Copy out the records again. Change nothing.

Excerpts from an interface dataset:
══════════════════════════════

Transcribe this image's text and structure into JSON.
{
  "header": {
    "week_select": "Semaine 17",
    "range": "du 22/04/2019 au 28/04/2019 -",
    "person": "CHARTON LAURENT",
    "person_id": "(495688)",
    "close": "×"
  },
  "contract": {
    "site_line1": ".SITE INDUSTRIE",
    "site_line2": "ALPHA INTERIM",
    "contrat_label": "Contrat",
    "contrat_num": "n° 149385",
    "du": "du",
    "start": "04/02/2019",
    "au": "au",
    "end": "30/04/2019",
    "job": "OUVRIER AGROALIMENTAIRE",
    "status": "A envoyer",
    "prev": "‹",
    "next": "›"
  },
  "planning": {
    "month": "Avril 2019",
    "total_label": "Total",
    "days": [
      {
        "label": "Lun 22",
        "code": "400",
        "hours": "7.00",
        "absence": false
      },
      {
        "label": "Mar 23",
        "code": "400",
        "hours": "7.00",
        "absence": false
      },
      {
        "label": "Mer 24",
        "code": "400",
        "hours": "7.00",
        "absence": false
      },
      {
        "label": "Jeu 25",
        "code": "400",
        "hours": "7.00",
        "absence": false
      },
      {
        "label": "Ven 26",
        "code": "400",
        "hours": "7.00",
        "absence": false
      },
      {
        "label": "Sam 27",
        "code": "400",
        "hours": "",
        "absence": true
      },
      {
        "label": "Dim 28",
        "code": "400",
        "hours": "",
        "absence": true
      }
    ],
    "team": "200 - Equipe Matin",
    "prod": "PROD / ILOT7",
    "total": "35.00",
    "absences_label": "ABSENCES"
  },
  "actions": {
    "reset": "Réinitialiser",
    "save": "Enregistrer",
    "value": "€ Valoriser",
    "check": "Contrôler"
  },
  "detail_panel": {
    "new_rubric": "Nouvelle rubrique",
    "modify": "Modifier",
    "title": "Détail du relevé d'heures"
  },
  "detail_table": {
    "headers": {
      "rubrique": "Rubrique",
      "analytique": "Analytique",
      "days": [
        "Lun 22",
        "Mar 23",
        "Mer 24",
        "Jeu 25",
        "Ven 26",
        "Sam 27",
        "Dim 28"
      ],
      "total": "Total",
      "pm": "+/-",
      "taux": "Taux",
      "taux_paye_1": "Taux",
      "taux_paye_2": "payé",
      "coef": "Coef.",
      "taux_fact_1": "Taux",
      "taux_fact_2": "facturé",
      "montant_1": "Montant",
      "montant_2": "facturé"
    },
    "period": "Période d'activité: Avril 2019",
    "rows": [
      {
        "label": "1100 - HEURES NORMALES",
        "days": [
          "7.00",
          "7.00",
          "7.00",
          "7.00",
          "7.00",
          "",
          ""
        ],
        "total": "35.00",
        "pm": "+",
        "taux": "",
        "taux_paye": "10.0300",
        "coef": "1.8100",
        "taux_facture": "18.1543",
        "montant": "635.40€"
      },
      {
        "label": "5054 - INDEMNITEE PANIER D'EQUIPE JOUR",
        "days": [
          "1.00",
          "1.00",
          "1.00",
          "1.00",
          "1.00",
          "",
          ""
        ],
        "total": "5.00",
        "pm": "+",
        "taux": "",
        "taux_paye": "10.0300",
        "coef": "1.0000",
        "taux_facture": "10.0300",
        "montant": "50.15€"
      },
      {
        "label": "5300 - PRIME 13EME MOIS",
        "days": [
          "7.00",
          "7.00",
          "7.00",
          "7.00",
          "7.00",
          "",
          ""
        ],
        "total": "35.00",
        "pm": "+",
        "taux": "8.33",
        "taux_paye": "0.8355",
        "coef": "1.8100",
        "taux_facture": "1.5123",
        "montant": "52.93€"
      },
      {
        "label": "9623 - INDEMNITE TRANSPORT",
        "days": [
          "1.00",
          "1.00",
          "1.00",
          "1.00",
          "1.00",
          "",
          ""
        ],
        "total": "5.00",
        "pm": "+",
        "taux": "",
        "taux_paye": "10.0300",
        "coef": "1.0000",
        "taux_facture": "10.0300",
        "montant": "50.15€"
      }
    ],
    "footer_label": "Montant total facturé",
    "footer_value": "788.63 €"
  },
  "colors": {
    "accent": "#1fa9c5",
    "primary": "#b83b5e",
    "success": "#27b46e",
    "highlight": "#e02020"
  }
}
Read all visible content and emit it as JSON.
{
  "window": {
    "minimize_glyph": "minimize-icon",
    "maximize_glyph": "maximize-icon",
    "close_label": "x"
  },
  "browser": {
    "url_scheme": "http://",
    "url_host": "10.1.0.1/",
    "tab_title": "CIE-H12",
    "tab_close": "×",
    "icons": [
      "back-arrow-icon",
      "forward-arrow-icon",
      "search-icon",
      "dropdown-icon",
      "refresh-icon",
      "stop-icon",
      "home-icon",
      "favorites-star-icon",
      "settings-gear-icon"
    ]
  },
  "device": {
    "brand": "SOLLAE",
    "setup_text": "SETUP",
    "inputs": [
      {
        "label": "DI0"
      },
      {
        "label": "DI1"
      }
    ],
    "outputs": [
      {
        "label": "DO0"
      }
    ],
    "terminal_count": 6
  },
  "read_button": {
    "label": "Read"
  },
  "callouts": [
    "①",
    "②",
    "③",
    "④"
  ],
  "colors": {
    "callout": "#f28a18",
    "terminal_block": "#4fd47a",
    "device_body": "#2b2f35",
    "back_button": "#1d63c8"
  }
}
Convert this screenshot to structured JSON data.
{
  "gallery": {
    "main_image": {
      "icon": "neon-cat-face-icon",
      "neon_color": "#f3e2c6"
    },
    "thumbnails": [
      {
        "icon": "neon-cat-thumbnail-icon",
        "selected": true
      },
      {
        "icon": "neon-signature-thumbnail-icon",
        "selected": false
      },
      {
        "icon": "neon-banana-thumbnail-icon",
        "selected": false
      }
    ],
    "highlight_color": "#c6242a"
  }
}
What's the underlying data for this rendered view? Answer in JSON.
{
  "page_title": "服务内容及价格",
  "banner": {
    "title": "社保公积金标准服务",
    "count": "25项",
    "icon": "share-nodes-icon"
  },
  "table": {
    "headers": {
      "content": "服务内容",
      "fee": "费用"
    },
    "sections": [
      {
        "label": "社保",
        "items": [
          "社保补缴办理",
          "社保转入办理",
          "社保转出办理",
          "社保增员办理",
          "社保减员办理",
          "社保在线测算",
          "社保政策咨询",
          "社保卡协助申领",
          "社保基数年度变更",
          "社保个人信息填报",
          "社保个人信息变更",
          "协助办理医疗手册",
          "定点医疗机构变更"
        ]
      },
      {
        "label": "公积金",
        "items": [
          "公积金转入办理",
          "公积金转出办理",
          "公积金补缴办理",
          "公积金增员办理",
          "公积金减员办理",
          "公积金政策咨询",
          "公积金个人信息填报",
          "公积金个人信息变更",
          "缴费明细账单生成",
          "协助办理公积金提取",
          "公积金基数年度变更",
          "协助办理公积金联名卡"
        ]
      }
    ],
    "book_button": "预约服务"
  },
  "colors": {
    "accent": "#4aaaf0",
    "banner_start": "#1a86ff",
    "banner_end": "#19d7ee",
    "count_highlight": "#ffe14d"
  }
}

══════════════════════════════

Completed task:
Transcribe this image's text and structure into JSON.
{
  "header": {
    "week_select": "Semaine 17",
    "range": "du 22/04/2019 au 28/04/2019 -",
    "person": "CHARTON LAURENT",
    "person_id": "(495688)",
    "close": "×"
  },
  "contract": {
    "site_line1": ".SITE INDUSTRIE",
    "site_line2": "ALPHA INTERIM",
    "contrat_label": "Contrat",
    "contrat_num": "n° 149385",
    "du": "du",
    "start": "04/02/2019",
    "au": "au",
    "end": "30/04/2019",
    "job": "OUVRIER AGROALIMENTAIRE",
    "status": "A envoyer",
    "prev": "‹",
    "next": "›"
  },
  "planning": {
    "month": "Avril 2019",
    "total_label": "Total",
    "days": [
      {
        "label": "Lun 22",
        "code": "400",
        "hours": "7.00",
        "absence": false
      },
      {
        "label": "Mar 23",
        "code": "400",
        "hours": "7.00",
        "absence": false
      },
      {
        "label": "Mer 24",
        "code": "400",
        "hours": "7.00",
        "absence": false
      },
      {
        "label": "Jeu 25",
        "code": "400",
        "hours": "7.00",
        "absence": false
      },
      {
        "label": "Ven 26",
        "code": "400",
        "hours": "7.00",
        "absence": false
      },
      {
        "label": "Sam 27",
        "code": "400",
        "hours": "",
        "absence": true
      },
      {
        "label": "Dim 28",
        "code": "400",
        "hours": "",
        "absence": true
      }
    ],
    "team": "200 - Equipe Matin",
    "prod": "PROD / ILOT7",
    "total": "35.00",
    "absences_label": "ABSENCES"
  },
  "actions": {
    "reset": "Réinitialiser",
    "save": "Enregistrer",
    "value": "€ Valoriser",
    "check": "Contrôler"
  },
  "detail_panel": {
    "new_rubric": "Nouvelle rubrique",
    "modify": "Modifier",
    "title": "Détail du relevé d'heures"
  },
  "detail_table": {
    "headers": {
      "rubrique": "Rubrique",
      "analytique": "Analytique",
      "days": [
        "Lun 22",
        "Mar 23",
        "Mer 24",
        "Jeu 25",
        "Ven 26",
        "Sam 27",
        "Dim 28"
      ],
      "total": "Total",
      "pm": "+/-",
      "taux": "Taux",
      "taux_paye_1": "Taux",
      "taux_paye_2": "payé",
      "coef": "Coef.",
      "taux_fact_1": "Taux",
      "taux_fact_2": "facturé",
      "montant_1": "Montant",
      "montant_2": "facturé"
    },
    "period": "Période d'activité: Avril 2019",
    "rows": [
      {
        "label": "1100 - HEURES NORMALES",
        "days": [
          "7.00",
          "7.00",
          "7.00",
          "7.00",
          "7.00",
          "",
          ""
        ],
        "total": "35.00",
        "pm": "+",
        "taux": "",
        "taux_paye": "10.0300",
        "coef": "1.8100",
        "taux_facture": "18.1543",
        "montant": "635.40€"
      },
      {
        "label": "5054 - INDEMNITEE PANIER D'EQUIPE JOUR",
        "days": [
          "1.00",
          "1.00",
          "1.00",
          "1.00",
          "1.00",
          "",
          ""
        ],
        "total": "5.00",
        "pm": "+",
        "taux": "",
        "taux_paye": "10.0300",
        "coef": "1.0000",
        "taux_facture": "10.0300",
        "montant": "50.15€"
      },
      {
        "label": "5300 - PRIME 13EME MOIS",
        "days": [
          "7.00",
          "7.00",
          "7.00",
          "7.00",
          "7.00",
          "",
          ""
        ],
        "total": "35.00",
        "pm": "+",
        "taux": "8.33",
        "taux_paye": "0.8355",
        "coef": "1.8100",
        "taux_facture": "1.5123",
        "montant": "52.93€"
      },
      {
        "label": "9623 - INDEMNITE TRANSPORT",
        "days": [
          "1.00",
          "1.00",
          "1.00",
          "1.00",
          "1.00",
          "",
          ""
        ],
        "total": "5.00",
        "pm": "+",
        "taux": "",
        "taux_paye": "10.0300",
        "coef": "1.0000",
        "taux_facture": "10.0300",
        "montant": "50.15€"
      }
    ],
    "footer_label": "Montant total facturé",
    "footer_value": "788.63 €"
  },
  "colors": {
    "accent": "#1fa9c5",
    "primary": "#b83b5e",
    "success": "#27b46e",
    "highlight": "#e02020"
  }
}
Read all visible content and emit it as JSON.
{
  "window": {
    "minimize_glyph": "minimize-icon",
    "maximize_glyph": "maximize-icon",
    "close_label": "x"
  },
  "browser": {
    "url_scheme": "http://",
    "url_host": "10.1.0.1/",
    "tab_title": "CIE-H12",
    "tab_close": "×",
    "icons": [
      "back-arrow-icon",
      "forward-arrow-icon",
      "search-icon",
      "dropdown-icon",
      "refresh-icon",
      "stop-icon",
      "home-icon",
      "favorites-star-icon",
      "settings-gear-icon"
    ]
  },
  "device": {
    "brand": "SOLLAE",
    "setup_text": "SETUP",
    "inputs": [
      {
        "label": "DI0"
      },
      {
        "label": "DI1"
      }
    ],
    "outputs": [
      {
        "label": "DO0"
      }
    ],
    "terminal_count": 6
  },
  "read_button": {
    "label": "Read"
  },
  "callouts": [
    "①",
    "②",
    "③",
    "④"
  ],
  "colors": {
    "callout": "#f28a18",
    "terminal_block": "#4fd47a",
    "device_body": "#2b2f35",
    "back_button": "#1d63c8"
  }
}
Convert this screenshot to structured JSON data.
{
  "gallery": {
    "main_image": {
      "icon": "neon-cat-face-icon",
      "neon_color": "#f3e2c6"
    },
    "thumbnails": [
      {
        "icon": "neon-cat-thumbnail-icon",
        "selected": true
      },
      {
        "icon": "neon-signature-thumbnail-icon",
        "selected": false
      },
      {
        "icon": "neon-banana-thumbnail-icon",
        "selected": false
      }
    ],
    "highlight_color": "#c6242a"
  }
}
What's the underlying data for this rendered view? Answer in JSON.
{
  "page_title": "服务内容及价格",
  "banner": {
    "title": "社保公积金标准服务",
    "count": "25项",
    "icon": "share-nodes-icon"
  },
  "table": {
    "headers": {
      "content": "服务内容",
      "fee": "费用"
    },
    "sections": [
      {
        "label": "社保",
        "items": [
          "社保补缴办理",
          "社保转入办理",
          "社保转出办理",
          "社保增员办理",
          "社保减员办理",
          "社保在线测算",
          "社保政策咨询",
          "社保卡协助申领",
          "社保基数年度变更",
          "社保个人信息填报",
          "社保个人信息变更",
          "协助办理医疗手册",
          "定点医疗机构变更"
        ]
      },
      {
        "label": "公积金",
        "items": [
          "公积金转入办理",
          "公积金转出办理",
          "公积金补缴办理",
          "公积金增员办理",
          "公积金减员办理",
          "公积金政策咨询",
          "公积金个人信息填报",
          "公积金个人信息变更",
          "缴费明细账单生成",
          "协助办理公积金提取",
          "公积金基数年度变更",
          "协助办理公积金联名卡"
        ]
      }
    ],
    "book_button": "预约服务"
  },
  "colors": {
    "accent": "#4aaaf0",
    "banner_start": "#1a86ff",
    "banner_end": "#19d7ee",
    "count_highlight": "#ffe14d"
  }
}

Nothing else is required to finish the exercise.